I agree with some of the other reviews... Shubaly is definitely self-centered, and he's truly a writer because he seems to feel everything more profoundly than he should, and seems to believe everything that happens to him has a more profound purpose or meaning than it really does.
I chose this book over the one about running based on the reviews that claimed that one was more about his drinking/drugging/badboy lifestyle than his love of running, and that he came off as self-indulgent in it. I can see that, because in this book, every time he waxed on about his drinking and drugging days, he did it with a bit of self-deprecation and a whole lot of grandiose, dramatic wording. You can tell he's trying to paint a very specific picture of himself. Maybe it's the truth, maybe it's not, but either way, it sorta made me roll my eyes.
The reason I want to give it four stars, is because he really is a pretty good writer. It's not always easy to write a short story and keep it short and complete at the same time. He managed that, and to be honest, I had trouble putting this one down, so I can't deny it's an entertaining story, even if it sort of... fell into his Shubaly's lap, seemingly. There were moments where he really made me feel for him, too, even though I started out not really liking him all that much. And he tries to be pretty honest about his own shortcomings, even if you can tell he believes them to be romantic flaws, rather than pathetic ones.
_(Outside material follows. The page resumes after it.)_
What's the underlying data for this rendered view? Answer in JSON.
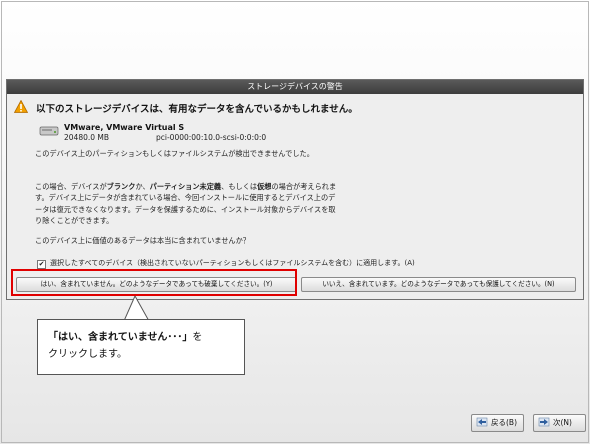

I gave it three stars, because ultimately, I knew what was coming long before Shubaly did. Not that I blame him for that... what happened to him is unfortunately a common occurrence in this digital age, and I think we can all say we've had some sort of experience similar to his, if not quite at that level, and it's pretty hard to see the forest for the trees when you're in the thick of it. I just feel as though his own narcissism and superficiality allowed him to be an easy target (which in a roundabout way, he does admit, though I never feel like he really gets it). The part of me that wants to give him four stars is the part reminds me that we can all fall prey to the same self-centeredness that renders one blind, especially where sex and love are concerned (yes, in that order, even if Shubaly seems unable to admit that, too). In the end, though, he gets the three stars for being a good writer/storyteller, but loses on the fourth because he just... couldn't really make me sympathize with him, which in turn made me feel as if I was just being recounted a story by a friend. It was fascinating, exciting at times, and you felt for him, but in the end you really just wanna smack him upside the head and say, "Duh. And what did you learn from this?"
My guess is kinda not what he was supposed to. But that's to be expected, too, and I'm not sure he can be blamed.
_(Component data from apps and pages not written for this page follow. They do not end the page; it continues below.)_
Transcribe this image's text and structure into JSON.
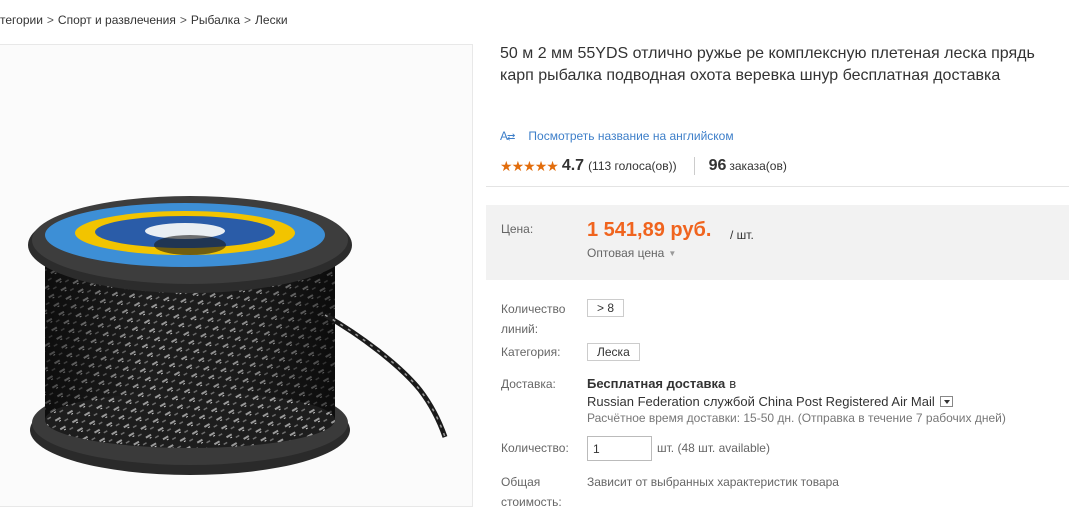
{
  "breadcrumb": {
    "items": [
      "тегории",
      "Спорт и развлечения",
      "Рыбалка",
      "Лески"
    ],
    "separator": ">"
  },
  "product": {
    "title": "50 м 2 мм 55YDS отлично ружье ре комплексную плетеная леска прядь карп рыбалка подводная охота веревка шнур бесплатная доставка",
    "translate_link": "Посмотреть название на английском",
    "translate_icon": "translate-icon",
    "rating": {
      "stars": 5,
      "value": "4.7",
      "votes": "(113 голоса(ов))",
      "orders_count": "96",
      "orders_label": "заказа(ов)"
    }
  },
  "price": {
    "label": "Цена:",
    "value": "1 541,89 руб.",
    "unit": "/ шт.",
    "wholesale": "Оптовая цена"
  },
  "properties": {
    "lines_label_1": "Количество",
    "lines_label_2": "линий:",
    "lines_value": "> 8",
    "category_label": "Категория:",
    "category_value": "Леска"
  },
  "delivery": {
    "label": "Доставка:",
    "free": "Бесплатная доставка",
    "in": "в",
    "route": "Russian Federation службой China Post Registered Air Mail",
    "time": "Расчётное время доставки: 15-50 дн. (Отправка в течение 7 рабочих дней)"
  },
  "quantity": {
    "label": "Количество:",
    "value": "1",
    "info": "шт. (48 шт. available)"
  },
  "total": {
    "label_1": "Общая",
    "label_2": "стоимость:",
    "text": "Зависит от выбранных характеристик товара"
  },
  "colors": {
    "price": "#f0641e",
    "link": "#3e7fc9",
    "star": "#e26d0c",
    "price_bg": "#f2f2f2"
  }
}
Bottom Line? It's a cheap (price-wise), compelling, and definitely worth the read, if only to teach you a lesson about what can happen when you buy into your own hype and lose your ability to question what's probably too good to be true.